START Record excerpts
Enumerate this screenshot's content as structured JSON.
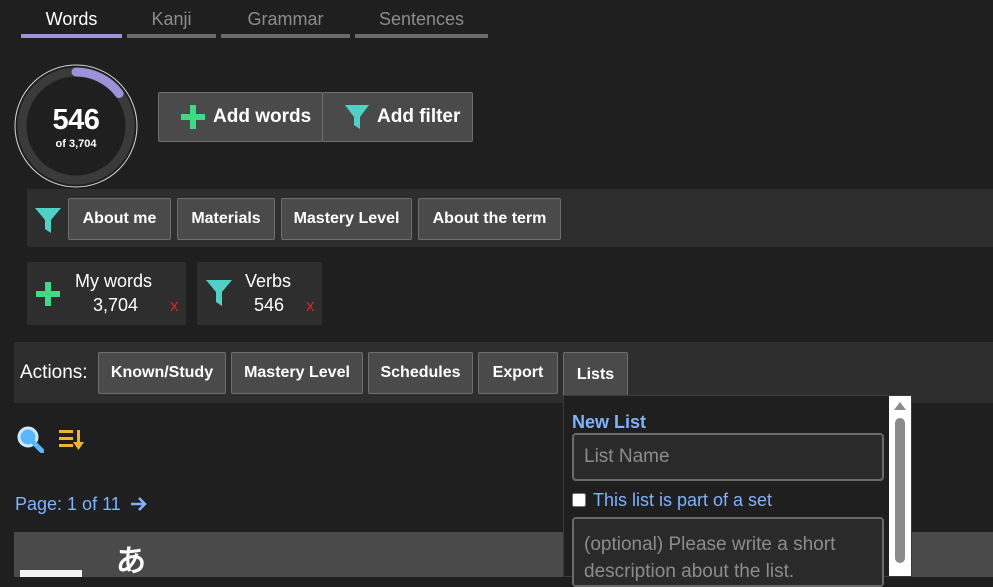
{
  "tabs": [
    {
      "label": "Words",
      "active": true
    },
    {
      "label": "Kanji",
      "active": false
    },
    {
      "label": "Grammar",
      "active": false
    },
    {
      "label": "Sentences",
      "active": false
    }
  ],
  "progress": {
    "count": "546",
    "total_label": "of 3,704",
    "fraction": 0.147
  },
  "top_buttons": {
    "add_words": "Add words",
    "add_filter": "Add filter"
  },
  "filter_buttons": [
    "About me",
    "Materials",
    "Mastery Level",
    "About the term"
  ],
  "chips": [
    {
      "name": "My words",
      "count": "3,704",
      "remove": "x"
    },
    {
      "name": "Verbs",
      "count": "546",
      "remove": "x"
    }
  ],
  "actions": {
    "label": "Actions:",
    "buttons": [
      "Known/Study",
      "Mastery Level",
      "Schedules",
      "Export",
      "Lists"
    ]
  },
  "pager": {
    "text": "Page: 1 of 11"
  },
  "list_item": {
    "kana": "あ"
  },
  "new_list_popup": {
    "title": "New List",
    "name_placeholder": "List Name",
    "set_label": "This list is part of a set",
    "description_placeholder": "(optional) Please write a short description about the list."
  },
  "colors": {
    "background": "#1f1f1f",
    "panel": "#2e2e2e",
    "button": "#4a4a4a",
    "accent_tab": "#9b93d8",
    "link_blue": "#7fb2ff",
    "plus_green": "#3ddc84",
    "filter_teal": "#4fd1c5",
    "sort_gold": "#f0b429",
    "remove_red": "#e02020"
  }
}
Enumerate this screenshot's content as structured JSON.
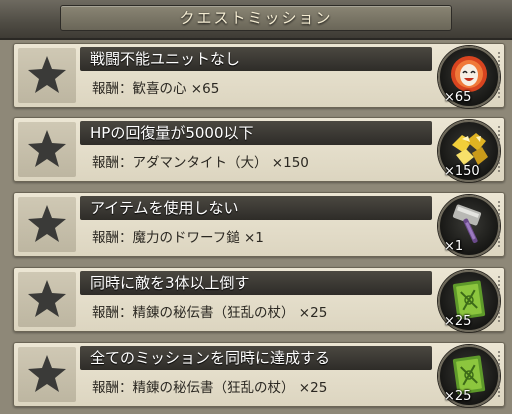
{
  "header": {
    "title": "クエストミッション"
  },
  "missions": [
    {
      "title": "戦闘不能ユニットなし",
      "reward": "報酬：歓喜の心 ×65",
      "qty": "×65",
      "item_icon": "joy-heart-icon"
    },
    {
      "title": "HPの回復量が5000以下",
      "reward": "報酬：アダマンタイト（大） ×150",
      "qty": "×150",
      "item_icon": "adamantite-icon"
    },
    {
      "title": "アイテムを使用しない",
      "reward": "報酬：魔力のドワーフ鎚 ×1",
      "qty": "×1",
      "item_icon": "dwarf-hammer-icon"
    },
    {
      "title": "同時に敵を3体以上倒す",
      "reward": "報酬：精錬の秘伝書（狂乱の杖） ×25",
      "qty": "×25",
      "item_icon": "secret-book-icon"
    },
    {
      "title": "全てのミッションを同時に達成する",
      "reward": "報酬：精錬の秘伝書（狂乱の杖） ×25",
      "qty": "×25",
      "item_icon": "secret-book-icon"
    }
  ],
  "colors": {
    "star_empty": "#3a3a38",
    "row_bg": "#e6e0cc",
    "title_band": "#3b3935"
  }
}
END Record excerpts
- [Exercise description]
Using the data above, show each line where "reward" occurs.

- [Solved problem]
      "reward": "報酬：歓喜の心 ×65",
      "reward": "報酬：アダマンタイト（大） ×150",
      "reward": "報酬：魔力のドワーフ鎚 ×1",
      "reward": "報酬：精錬の秘伝書（狂乱の杖） ×25",
      "reward": "報酬：精錬の秘伝書（狂乱の杖） ×25",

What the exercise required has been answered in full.